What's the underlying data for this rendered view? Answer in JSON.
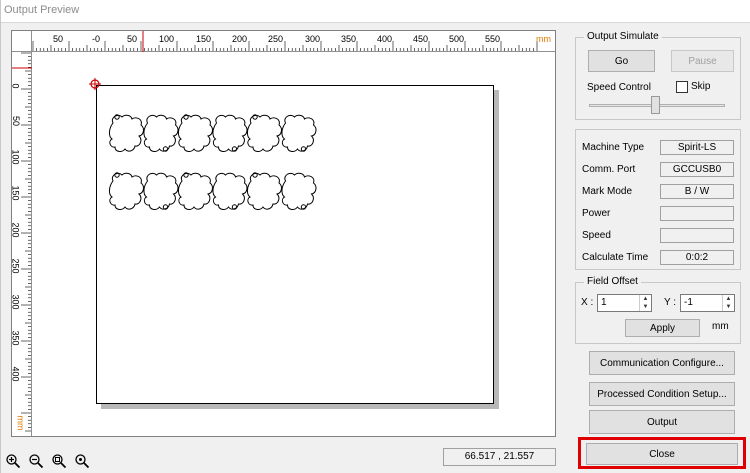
{
  "window": {
    "title": "Output Preview"
  },
  "ruler": {
    "unit": "mm",
    "top_ticks": [
      "50",
      "-0",
      "50",
      "100",
      "150",
      "200",
      "250",
      "300",
      "350",
      "400",
      "450",
      "500",
      "550"
    ],
    "left_ticks": [
      "0",
      "50",
      "100",
      "150",
      "200",
      "250",
      "300",
      "350",
      "400"
    ],
    "left_unit": "mm"
  },
  "status": {
    "coordinates": "66.517 , 21.557"
  },
  "zoom_icons": [
    "zoom-in-icon",
    "zoom-out-icon",
    "zoom-fit-icon",
    "zoom-actual-icon"
  ],
  "simulate": {
    "title": "Output  Simulate",
    "go_label": "Go",
    "pause_label": "Pause",
    "speed_label": "Speed Control",
    "skip_label": "Skip",
    "skip_checked": false,
    "speed_level": 0.46
  },
  "machine": {
    "rows": [
      {
        "label": "Machine Type",
        "value": "Spirit-LS"
      },
      {
        "label": "Comm. Port",
        "value": "GCCUSB0"
      },
      {
        "label": "Mark Mode",
        "value": "B  /  W"
      },
      {
        "label": "Power",
        "value": ""
      },
      {
        "label": "Speed",
        "value": ""
      },
      {
        "label": "Calculate Time",
        "value": "0:0:2"
      }
    ]
  },
  "offset": {
    "title": "Field Offset",
    "x_label": "X :",
    "x_value": "1",
    "y_label": "Y :",
    "y_value": "-1",
    "apply_label": "Apply",
    "unit": "mm"
  },
  "actions": {
    "comm_label": "Communication Configure...",
    "process_label": "Processed Condition Setup...",
    "output_label": "Output",
    "close_label": "Close"
  },
  "colors": {
    "highlight": "#e00000",
    "ruler_unit": "#e07a00",
    "origin": "#cc0000"
  }
}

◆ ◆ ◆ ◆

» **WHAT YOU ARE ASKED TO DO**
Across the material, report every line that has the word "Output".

» **SOLVED EXERCISE**
    "title": "Output Preview"
    "title": "Output  Simulate",
    "output_label": "Output",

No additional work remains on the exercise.